Some of the more common reasons for escrow refunds outside of the aforementioned include tax bills lowering, changing insurance companies for a better rate, overpayment at the time of purchase, or the same bill being paid by you and the mortgage company and the balance being returned to the company.
Surplus funds, also referred to as overage or excess funds, are the funds remaining after a mortgage is paid through the final judgment of a foreclosure auction. The trustee appointed in the foreclosure auction is responsible for disbursing the funds without charging additional fees.
The escrow refund check is the money remaining in the escrow account after the payment of property taxes and/or insurance. This is what you paid in excess into escrow. This refund is a refund of your own money and is not reported on your tax return.
You must withdraw from escrow in writing. In California, buyers must usually provide written notice to the seller before canceling via a Notice to Seller to Perform. The written cancellation of contract and escrow that follows must then be signed by the seller to officially withdraw from escrow.
Should I pay my escrow shortage in full? Whether you pay your escrow shortage in full or in monthly payments doesn't ultimately affect your escrow shortage balance for better or worse. As long as you make the minimum payment that your lender requires, you'll be in the clear.
If you have an escrow deficiency, that means that your escrow account has a negative balance. This can happen if your tax or insurance bills came due and you didn't have enough money in your account to cover them, so your lender had to pay the remaining balance for you using their own funds.
Refinance Escrow Refund
You should receive your escrow refund within 30 days of your former lender receiving the mortgage payment from your new lender. When refinancing with your current lender, there is generally no change with your escrow accounts.
It's easy to think of a refund check as free money. The reality is that it's not. Since that money was part of your financial aid package or loan, you will be required to pay that amount back, with interest.
When a student loan exceeds a student's actual expenses, the result is a financial aid refund. Once a surplus from all available sources of aid is assessed, including federal and private loans, a student can be issues a refund check for FAFSA to cover the difference.
Some Americans have been surprised by a deposit from the Internal Revenue Service in their bank accounts. They payment was not a fourth stimulus check, but rather a refund for taxpayers who overpaid taxes on unemployment compensation in 2020.
Banks don't have to accept checks that are more than 6 months (180 days) old. That's according to the Uniform Commercial Code (UCC), a set of laws governing commercial exchanges, including checks.
If you already have a mortgage and have begun to build equity in your home, you may be able to borrow extra money from your mortgage to pay for furniture by taking out a home equity loan or HELOC—both of which allow you to borrow against the equity in your home.

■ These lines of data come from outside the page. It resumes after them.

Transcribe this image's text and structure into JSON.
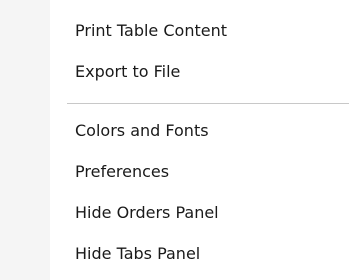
{
  "menu": {
    "items": [
      {
        "label": "Print Table Content"
      },
      {
        "label": "Export to File"
      },
      {
        "label": "Colors and Fonts"
      },
      {
        "label": "Preferences"
      },
      {
        "label": "Hide Orders Panel"
      },
      {
        "label": "Hide Tabs Panel"
      }
    ]
  },
  "colors": {
    "background": "#ffffff",
    "icon_strip": "#f5f5f5",
    "separator": "#c8c8c8",
    "text": "#1a1a1a"
  }
}
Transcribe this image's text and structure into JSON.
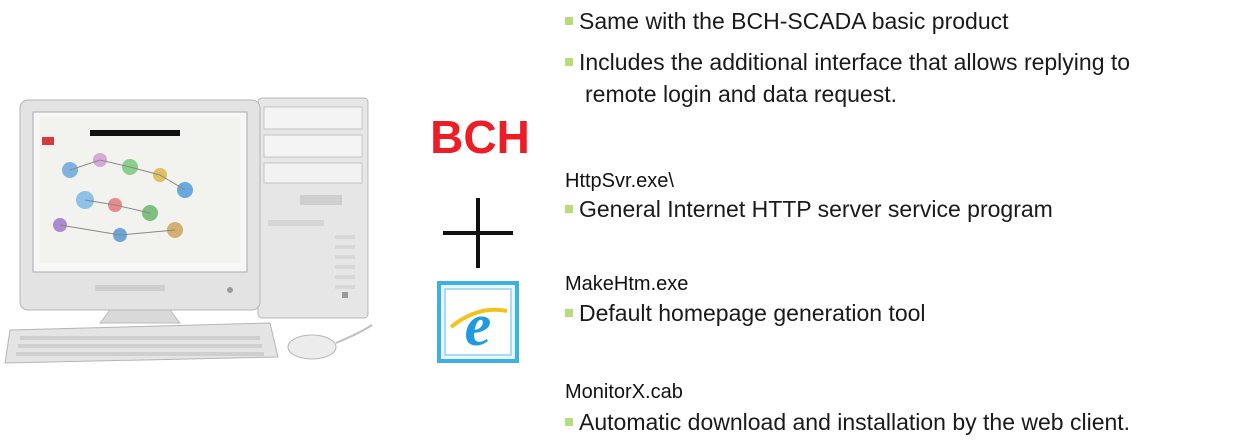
{
  "left": {
    "logo_text": "BCH"
  },
  "bullets_top": [
    "Same with the BCH-SCADA basic product",
    "Includes the additional interface that allows replying to",
    "remote login and data request."
  ],
  "sections": [
    {
      "title": "HttpSvr.exe\\",
      "bullet": "General Internet HTTP server service program"
    },
    {
      "title": "MakeHtm.exe",
      "bullet": "Default homepage generation tool"
    },
    {
      "title": "MonitorX.cab",
      "bullet": "Automatic download and installation by the web client."
    }
  ],
  "colors": {
    "logo_red": "#ee1c25",
    "bullet_green": "#b6dd7a",
    "ie_blue": "#1f9ae0"
  },
  "icons": [
    "desktop-computer-icon",
    "plus-icon",
    "internet-explorer-icon"
  ]
}
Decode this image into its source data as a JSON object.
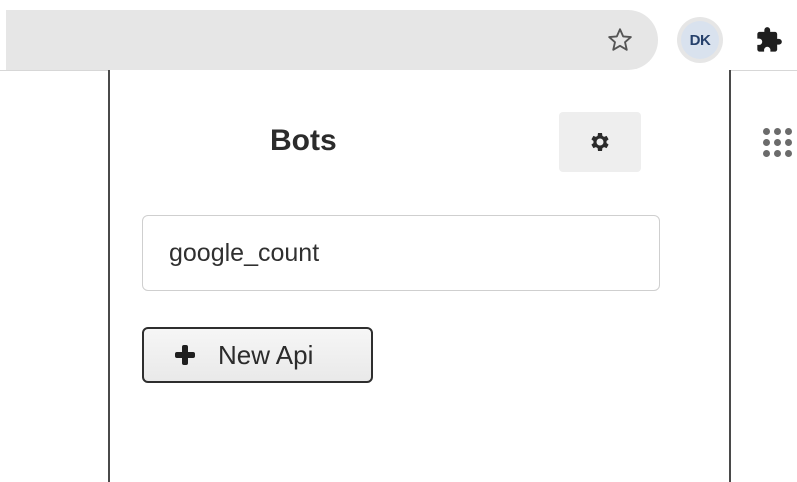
{
  "browser": {
    "bookmark_icon": "star-outline-icon",
    "profile": {
      "initials": "DK",
      "avatar_bg": "#d9e2ee",
      "initials_color": "#25406b"
    },
    "extensions_icon": "puzzle-piece-icon"
  },
  "popup": {
    "title": "Bots",
    "settings_icon": "gear-icon",
    "bot_field": {
      "value": "google_count"
    },
    "new_api_button": {
      "icon": "plus-icon",
      "label": "New Api"
    }
  },
  "page": {
    "apps_icon": "apps-grid-icon"
  },
  "colors": {
    "omnibox_bg": "#e6e6e6",
    "popup_border": "#4a4a4a",
    "settings_bg": "#eeeeee",
    "text": "#2b2b2b"
  }
}
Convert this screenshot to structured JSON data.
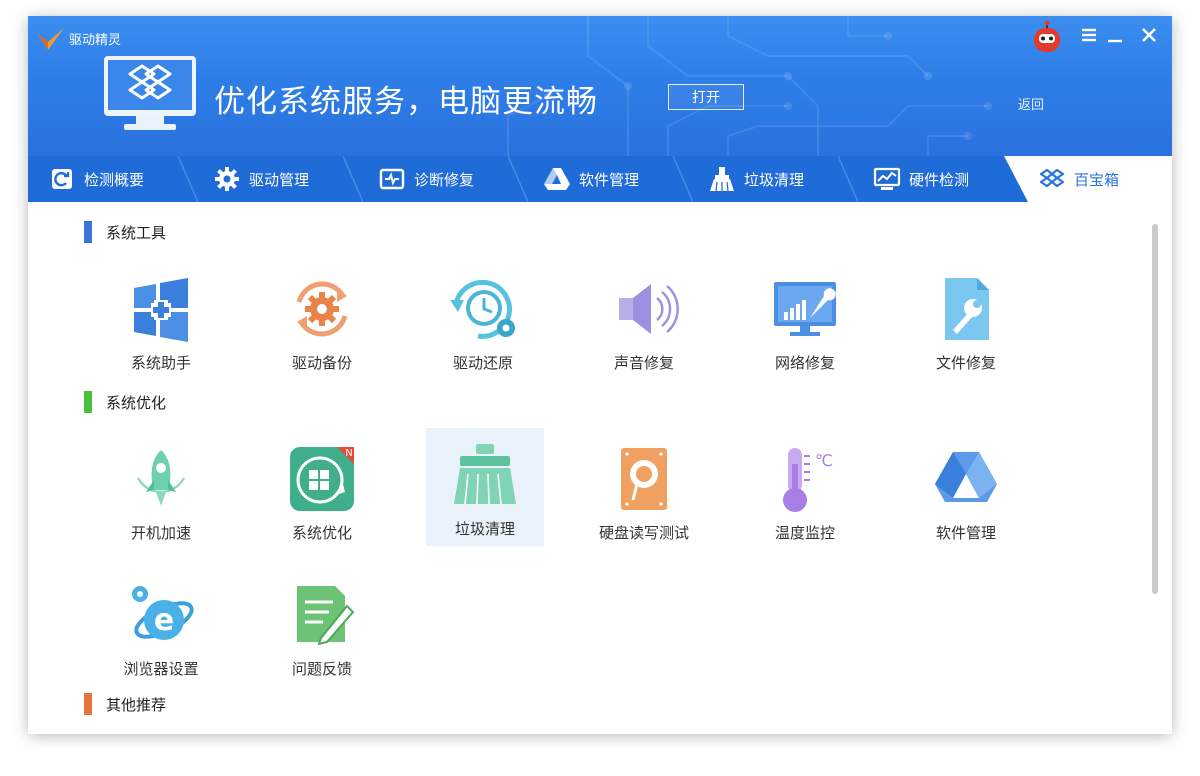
{
  "app": {
    "name": "驱动精灵"
  },
  "banner": {
    "title": "优化系统服务，电脑更流畅",
    "open_label": "打开",
    "back_label": "返回"
  },
  "tabs": [
    {
      "label": "检测概要",
      "icon": "refresh-icon"
    },
    {
      "label": "驱动管理",
      "icon": "gear-icon"
    },
    {
      "label": "诊断修复",
      "icon": "diagnose-icon"
    },
    {
      "label": "软件管理",
      "icon": "drive-icon"
    },
    {
      "label": "垃圾清理",
      "icon": "broom-icon"
    },
    {
      "label": "硬件检测",
      "icon": "monitor-chart-icon"
    },
    {
      "label": "百宝箱",
      "icon": "toolbox-icon",
      "active": true
    }
  ],
  "sections": [
    {
      "title": "系统工具",
      "color": "#3b73d6",
      "items": [
        {
          "label": "系统助手",
          "icon": "windows-tile-icon"
        },
        {
          "label": "驱动备份",
          "icon": "gear-cycle-icon"
        },
        {
          "label": "驱动还原",
          "icon": "clock-restore-icon"
        },
        {
          "label": "声音修复",
          "icon": "speaker-icon"
        },
        {
          "label": "网络修复",
          "icon": "network-monitor-icon"
        },
        {
          "label": "文件修复",
          "icon": "file-wrench-icon"
        }
      ]
    },
    {
      "title": "系统优化",
      "color": "#4cbf3c",
      "items": [
        {
          "label": "开机加速",
          "icon": "rocket-icon"
        },
        {
          "label": "系统优化",
          "icon": "windows-rocket-icon",
          "badge": "N"
        },
        {
          "label": "垃圾清理",
          "icon": "broom-icon",
          "selected": true
        },
        {
          "label": "硬盘读写测试",
          "icon": "hdd-icon"
        },
        {
          "label": "温度监控",
          "icon": "thermometer-icon",
          "unit": "℃"
        },
        {
          "label": "软件管理",
          "icon": "drive-icon"
        },
        {
          "label": "浏览器设置",
          "icon": "ie-icon"
        },
        {
          "label": "问题反馈",
          "icon": "note-pencil-icon"
        }
      ]
    },
    {
      "title": "其他推荐",
      "color": "#e8743b",
      "items": []
    }
  ],
  "colors": {
    "header_blue": "#2f7ee8",
    "tabbar_blue": "#1f6bd8",
    "selected_bg": "#e9f1fb"
  }
}
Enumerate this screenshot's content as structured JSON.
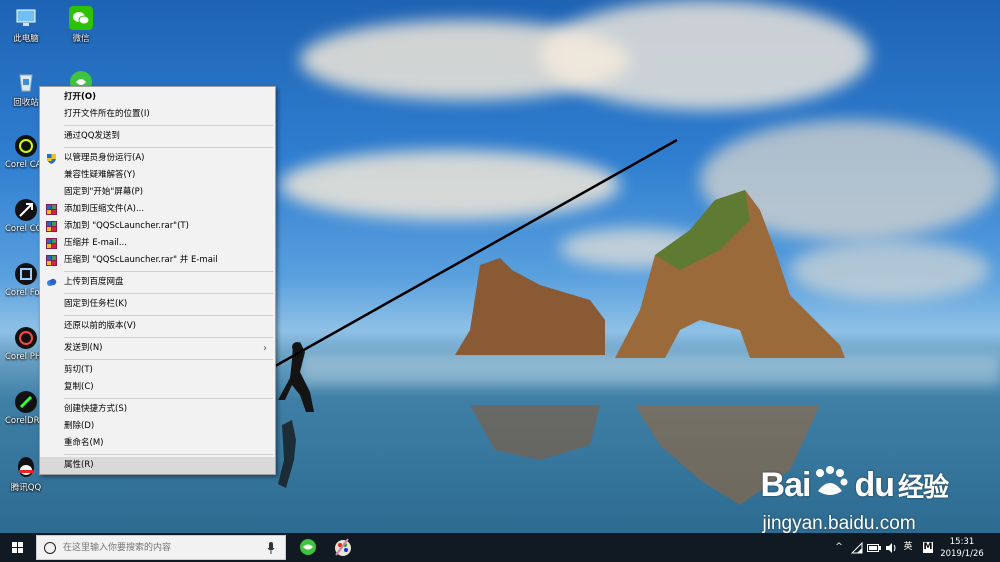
{
  "desktop": {
    "icons": [
      {
        "label": "此电脑",
        "icon": "this-pc-icon"
      },
      {
        "label": "微信",
        "icon": "wechat-icon"
      },
      {
        "label": "回收站",
        "icon": "recycle-bin-icon"
      },
      {
        "label": "",
        "icon": "green-app-icon"
      },
      {
        "label": "Corel CAPTU",
        "icon": "corel-capture-icon"
      },
      {
        "label": "Corel CONNE",
        "icon": "corel-connect-icon"
      },
      {
        "label": "Corel Fo Manage",
        "icon": "corel-font-manager-icon"
      },
      {
        "label": "Corel PHOTO-",
        "icon": "corel-photo-paint-icon"
      },
      {
        "label": "CorelDR 2018",
        "icon": "coreldraw-icon"
      },
      {
        "label": "腾讯QQ",
        "icon": "qq-icon"
      }
    ]
  },
  "context_menu": {
    "items": [
      {
        "type": "item",
        "label": "打开(O)",
        "bold": true
      },
      {
        "type": "item",
        "label": "打开文件所在的位置(I)"
      },
      {
        "type": "sep"
      },
      {
        "type": "item",
        "label": "通过QQ发送到"
      },
      {
        "type": "sep"
      },
      {
        "type": "item",
        "label": "以管理员身份运行(A)",
        "icon": "shield-icon"
      },
      {
        "type": "item",
        "label": "兼容性疑难解答(Y)"
      },
      {
        "type": "item",
        "label": "固定到\"开始\"屏幕(P)"
      },
      {
        "type": "item",
        "label": "添加到压缩文件(A)...",
        "icon": "winrar-icon"
      },
      {
        "type": "item",
        "label": "添加到 \"QQScLauncher.rar\"(T)",
        "icon": "winrar-icon"
      },
      {
        "type": "item",
        "label": "压缩并 E-mail...",
        "icon": "winrar-icon"
      },
      {
        "type": "item",
        "label": "压缩到 \"QQScLauncher.rar\" 并 E-mail",
        "icon": "winrar-icon"
      },
      {
        "type": "sep"
      },
      {
        "type": "item",
        "label": "上传到百度网盘",
        "icon": "baidu-netdisk-icon"
      },
      {
        "type": "sep"
      },
      {
        "type": "item",
        "label": "固定到任务栏(K)"
      },
      {
        "type": "sep"
      },
      {
        "type": "item",
        "label": "还原以前的版本(V)"
      },
      {
        "type": "sep"
      },
      {
        "type": "item",
        "label": "发送到(N)",
        "submenu": true
      },
      {
        "type": "sep"
      },
      {
        "type": "item",
        "label": "剪切(T)"
      },
      {
        "type": "item",
        "label": "复制(C)"
      },
      {
        "type": "sep"
      },
      {
        "type": "item",
        "label": "创建快捷方式(S)"
      },
      {
        "type": "item",
        "label": "删除(D)"
      },
      {
        "type": "item",
        "label": "重命名(M)"
      },
      {
        "type": "sep"
      },
      {
        "type": "item",
        "label": "属性(R)",
        "highlighted": true
      }
    ]
  },
  "taskbar": {
    "search_placeholder": "在这里输入你要搜索的内容",
    "apps": [
      "green-app-icon",
      "paint-app-icon"
    ],
    "tray": {
      "chevron": "^",
      "ime": "英",
      "ime_mode": "M"
    },
    "clock": {
      "time": "15:31",
      "date": "2019/1/26"
    }
  },
  "watermark": {
    "brand_prefix": "Bai",
    "brand_suffix": "du",
    "brand_cn": "经验",
    "url": "jingyan.baidu.com"
  }
}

Escrow funds, unfortunately, cannot be transferred to new loans, even if it's with the same lender. All the property tax and insurance payments you have made to that account, since the last payment was made, will be returned to you, usually within 45 days via wire transfer or check. Using Old Escrow Funds.
Key Takeaways. Escrow refers to a neutral third party holding assets or funds before they are transferred from one party in a transaction to another. The third party holds the funds until both buyer and seller have fulfilled their contractual requirements.
A mortgage escrow account is typically used in two ways: to pay a homeowner's property taxes and homeowners insurance premiums; or to hold an earnest money deposit when the homeowner first purchases the home.
Funds are released to the Seller the same or next business day after successful completion of a transaction and upon verification by Escrow.com. Funds are disbursed via Wire/Bank Transfer. Wire/Bank transfer fee varies by the currency and location of the Seller's bank account.